Movie review: Shining a powerful 'Spotlight' on clergy sex abuse

Church spires jut from the Boston neighborhoods in Spotlight, one of the great movies about journalism, and one of the great movies of our time, period.

The stained glass and weathered stone of these sanctuaries - many of them part of the Roman Catholic Archdiocese of Boston - often front onto parks and playgrounds full of children.

Inside some of those same churches, for decades, priests preyed on children, molesting them, abusing them, and getting away with it, despite the complaints of family members, despite the knowledge of the archdiocese, the cardinals, the bishops.

In a series of stories that began in January 2002, the Boston Globe's investigative unit, dubbed Spotlight, exposed scores of pedophile clergymen - and the systemic coverup by an institution whose wealth and power reached into every corner of the city.

With dogged realism - and with a screenplay as clear and compelling as it is complex - Spotlight goes back to the early 2000s and tracks how the publication of this monumental series came to be. Directed by Tom McCarthy from a screenplay by McCarthy and Josh Singer, Spotlight is the best kind of procedural drama, unfolding as facts are uncovered, leads pursued, as witnesses and victims are interviewed (often with great reluctance), as lawyers, politicians, and public relations men try to negotiate, manipulate, manage the truth.

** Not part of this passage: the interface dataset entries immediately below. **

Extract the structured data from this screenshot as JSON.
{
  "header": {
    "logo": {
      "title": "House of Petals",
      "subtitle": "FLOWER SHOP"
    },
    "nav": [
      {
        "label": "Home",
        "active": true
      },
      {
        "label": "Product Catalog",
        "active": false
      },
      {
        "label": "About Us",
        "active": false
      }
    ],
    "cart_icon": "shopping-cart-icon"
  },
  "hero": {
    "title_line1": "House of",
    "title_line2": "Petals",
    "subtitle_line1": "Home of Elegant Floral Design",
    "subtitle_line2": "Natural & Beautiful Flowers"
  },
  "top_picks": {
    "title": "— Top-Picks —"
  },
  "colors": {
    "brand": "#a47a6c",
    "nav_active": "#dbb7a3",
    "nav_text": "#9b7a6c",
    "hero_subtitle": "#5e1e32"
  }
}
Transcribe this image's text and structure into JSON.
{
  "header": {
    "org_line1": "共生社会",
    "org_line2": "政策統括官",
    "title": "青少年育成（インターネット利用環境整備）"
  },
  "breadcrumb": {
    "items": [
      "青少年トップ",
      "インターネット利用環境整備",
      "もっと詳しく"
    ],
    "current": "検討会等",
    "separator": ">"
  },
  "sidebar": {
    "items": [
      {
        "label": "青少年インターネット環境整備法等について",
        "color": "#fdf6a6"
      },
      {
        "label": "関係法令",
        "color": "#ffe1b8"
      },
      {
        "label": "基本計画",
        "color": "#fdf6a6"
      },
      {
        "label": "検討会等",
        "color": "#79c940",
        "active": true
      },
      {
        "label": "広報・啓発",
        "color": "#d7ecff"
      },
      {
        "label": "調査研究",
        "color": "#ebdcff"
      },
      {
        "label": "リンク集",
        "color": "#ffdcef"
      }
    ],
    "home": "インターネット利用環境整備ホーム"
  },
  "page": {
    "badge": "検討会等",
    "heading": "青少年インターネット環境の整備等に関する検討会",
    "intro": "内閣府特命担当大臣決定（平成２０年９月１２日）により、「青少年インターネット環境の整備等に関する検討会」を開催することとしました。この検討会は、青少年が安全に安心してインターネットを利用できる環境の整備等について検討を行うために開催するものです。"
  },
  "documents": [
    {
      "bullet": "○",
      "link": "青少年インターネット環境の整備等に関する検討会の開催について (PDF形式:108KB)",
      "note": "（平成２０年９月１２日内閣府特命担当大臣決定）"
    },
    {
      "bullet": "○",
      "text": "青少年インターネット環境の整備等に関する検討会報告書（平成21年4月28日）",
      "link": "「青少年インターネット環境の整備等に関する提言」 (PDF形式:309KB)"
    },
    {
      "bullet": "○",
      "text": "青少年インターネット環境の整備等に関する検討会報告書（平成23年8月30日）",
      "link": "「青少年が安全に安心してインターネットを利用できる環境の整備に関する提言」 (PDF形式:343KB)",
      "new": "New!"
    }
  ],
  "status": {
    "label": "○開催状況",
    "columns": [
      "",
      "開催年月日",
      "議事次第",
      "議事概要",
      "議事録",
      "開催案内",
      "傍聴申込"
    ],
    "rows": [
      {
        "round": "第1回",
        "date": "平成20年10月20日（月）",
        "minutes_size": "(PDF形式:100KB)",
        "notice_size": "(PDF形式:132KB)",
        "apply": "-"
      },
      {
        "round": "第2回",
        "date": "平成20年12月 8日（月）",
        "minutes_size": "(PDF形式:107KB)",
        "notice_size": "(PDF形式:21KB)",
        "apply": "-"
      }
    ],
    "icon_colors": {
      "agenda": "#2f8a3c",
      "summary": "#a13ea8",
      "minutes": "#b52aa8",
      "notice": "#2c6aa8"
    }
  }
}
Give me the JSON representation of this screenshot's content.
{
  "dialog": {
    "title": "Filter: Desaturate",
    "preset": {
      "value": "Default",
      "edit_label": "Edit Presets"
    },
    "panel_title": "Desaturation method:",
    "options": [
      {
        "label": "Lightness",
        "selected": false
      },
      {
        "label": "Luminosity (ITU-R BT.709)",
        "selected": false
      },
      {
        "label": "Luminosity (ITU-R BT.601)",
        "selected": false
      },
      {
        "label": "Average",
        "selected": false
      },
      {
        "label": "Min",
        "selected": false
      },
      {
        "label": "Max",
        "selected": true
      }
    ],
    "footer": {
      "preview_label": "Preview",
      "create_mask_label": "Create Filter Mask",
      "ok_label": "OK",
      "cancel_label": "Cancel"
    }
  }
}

Spotlight stars Michael Keaton (in his first role since Birdman) as Walter "Robby" Robinson, the editor in charge of the Spotlight investigations. Mark Ruffalo is Michael Rezendes, one of the team's more palpably relentless reporters. Rachel McAdams plays Sacha Pfeiffer, going door to door with her notebook and her queries. Brian d'Arcy James is Matt Carroll, the veteran on the team. The four work from an office away from the Globe newsroom, and away from the paper's newly appointed top editor, Marty Baron (a terrific Liev Schreiber). It is Baron, just relocated from Miami, who pushes them on.

It's impossible not to draw comparisons between Spotlight, with its ace ensemble cast and dead-on, detailed depiction of newsroom culture, and All the President's Men, Alan J. Pakula's account of the Washington Post's Watergate revelations and those Pulitzer-winning journos Redford and Hoffman - oops, Woodward and Bernstein. Both films find their intrepid (and sometimes scruffy) heroes running up against people of power, guilty of corruption, of abuse. Both films celebrate the essential role a free press plays in our society. Spotlight even has its own Ben Bradlee (Ben Bradlee Jr., a Globe editor played by Mad Men's John Slattery) and its own sort of Deep Throat - a voice on the phone guiding the reporters on. (See whether you can guess who. Clue: Think of McCarthy's 2007 film The Visitor.)

McCarthy is an actor as well as director, and he has cast Spotlight with colleagues who know how to work off one another, brilliantly. (He may also be paying penance: In season five of David Simon's HBO series The Wire, McCarthy played the Baltimore Sun's Scott Templeton, a reporter whose ambition far surpassed his ethics. The guy made up stories, made up sources, made up "facts.")

In Spotlight, McCarthy is working on a bigger scale, with way more plot and characters than in any of his indies - The Station Agent, The Visitor, and Win/Win. (It's best to just completely ignore his 2014 Adam Sandler directing job, The Cobbler.) McCarthy's ability to tie all the strands together and not lose his audience while doing so is close to astounding.

Spotlight resonates on a deep emotional level, too. When McAdams' Pfeiffer walks and talks with one of the victims, now an awkward, anguished adult (and played, heartbreakingly, by Michael Cyril Creighton), you're going to want to cry. A scene with Pfeiffer and her churchgoing grandmom (Eileen Padua), too, hits hard in its piercing detail: "Nana" is reading the just-delivered edition of the Globe with the front page story, and has to stop and ask her granddaughter, the author of the expose, for a drink of water. Gulp.


is powerful stuff. But it's also inspiring stuff, the stuff of Hollywood all the way back to Frank Capra and before: a story of scrappy underdogs, determined to get to the truth, and toppling the mighty in the process.



Spotlight **** (Out of 4 stars)

Written by Tom McCarthy and Josh Singer. Directed by Tom McCarthy. With Michael Keaton, Rachel McAdams, Liev Schreiber, Brian d'Arcy James, Mark Ruffalo. Distributed by Open Road Films.

Running time: 2 hours, 8 mins.

Parent's guide: R (profanity, adult themes).

Playing at: Ritz East (expanding to area theaters next Friday).